I’m not sure what, specifically, this book is really about – either that or I’ve been beat over the head with a “message.” Lydia Lee, a teenage girl from a bi-racial family, goes missing and is found dead in a boat in the pond. Her brother suspects the neighbor boy who was “courting” Lydia had something to do with it. Suicide is the main direction the narrative suggests as the reason for the death.
But the majority of the narrative and the themes are not about a suicide or possible crime. Actually the death and investigation feels like a 21st century frame although the most contemporary parts take place in the 1970s. And to this Ng has attached a few main themes – the difficulties of a bi-racial marriage in the 1950s and bi-racial children in the 1960s, women’s roles and realities vs their dreams between the 1950s and the 1970s, the dreams some parents try to push on their children in all times, sibling love and “roles,” and the all-purpose 21st century theme of (ta-da) “memory.” No matter what you read on the blurbs – this is not a “thriller” in any sense of the word – it may be a mystery for a while.
So the disappearance and death of Lydia Lee take place some time in the late 1970s, and then reader is taken back in time to the lives and memories of the victim’s parents, Marilyn, a caucasian homemaker, and James Lee, her professor husband of Chinese immigrant descent. James was Marilyn’s professor and now, in his sorrow, he’s having an affair with another student from his department. Marilyn is a frustrated medical researcher who has been stuck in in the traditional wife role of a marriage. But she had dreams and pushes for better things for her own daughter. James had a difficult childhood with few friends, so he pushes his daughter for better things. Meanwhile, Nathan is very bright and does well but his accomplishments are ignored while Hannah is a rather unknown quantity and neglected.
The memories and ideas of Nathan and Hannah are also revealed – and of course the memories differ in ways. The narration turns to the point of view of Lydia herself a few times, but it’s always 3rd person so nothing “ghostly.”
On the plus side the character are well drawn and Ng writes very nicely so if you like to read these kinds of relationship dramas then I would disregard my rating – it may quite easily be a matter of taste – there are plenty of great reviews out there.

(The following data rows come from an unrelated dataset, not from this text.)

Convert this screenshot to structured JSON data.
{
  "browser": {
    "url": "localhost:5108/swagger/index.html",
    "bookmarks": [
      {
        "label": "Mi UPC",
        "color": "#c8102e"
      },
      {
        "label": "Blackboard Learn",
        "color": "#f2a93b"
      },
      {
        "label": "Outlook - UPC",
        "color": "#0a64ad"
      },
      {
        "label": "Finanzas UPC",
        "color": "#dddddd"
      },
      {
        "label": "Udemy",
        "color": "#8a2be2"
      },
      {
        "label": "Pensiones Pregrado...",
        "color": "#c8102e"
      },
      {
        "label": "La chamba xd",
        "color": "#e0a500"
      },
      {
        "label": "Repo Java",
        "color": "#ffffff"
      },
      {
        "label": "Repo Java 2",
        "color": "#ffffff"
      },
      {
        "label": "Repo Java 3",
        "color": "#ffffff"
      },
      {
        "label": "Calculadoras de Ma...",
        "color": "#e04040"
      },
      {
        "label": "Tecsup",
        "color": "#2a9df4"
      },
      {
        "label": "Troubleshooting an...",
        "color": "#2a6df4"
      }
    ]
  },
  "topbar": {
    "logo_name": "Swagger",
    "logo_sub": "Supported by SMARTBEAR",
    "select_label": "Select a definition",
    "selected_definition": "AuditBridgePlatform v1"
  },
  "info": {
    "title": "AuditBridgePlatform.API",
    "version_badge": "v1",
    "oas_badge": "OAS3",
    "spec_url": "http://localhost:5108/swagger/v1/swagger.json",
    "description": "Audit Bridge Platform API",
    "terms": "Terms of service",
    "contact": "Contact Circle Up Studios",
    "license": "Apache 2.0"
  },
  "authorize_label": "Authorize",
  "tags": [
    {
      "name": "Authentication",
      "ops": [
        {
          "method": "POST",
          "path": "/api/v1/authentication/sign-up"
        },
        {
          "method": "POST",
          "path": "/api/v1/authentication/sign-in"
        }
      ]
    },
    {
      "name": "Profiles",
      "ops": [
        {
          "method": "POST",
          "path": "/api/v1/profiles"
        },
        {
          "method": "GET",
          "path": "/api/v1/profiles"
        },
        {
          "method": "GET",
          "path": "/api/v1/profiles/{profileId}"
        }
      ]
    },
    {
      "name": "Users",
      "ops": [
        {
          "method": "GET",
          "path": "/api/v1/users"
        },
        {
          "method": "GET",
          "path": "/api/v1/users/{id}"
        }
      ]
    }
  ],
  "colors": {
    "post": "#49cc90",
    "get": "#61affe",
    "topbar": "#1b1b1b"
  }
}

One more thing, Campbell, the reader, has a soft breathy voice, regularly dropping the last word of each sentence making a fall-asleep pattern. The book may be better in a print edition.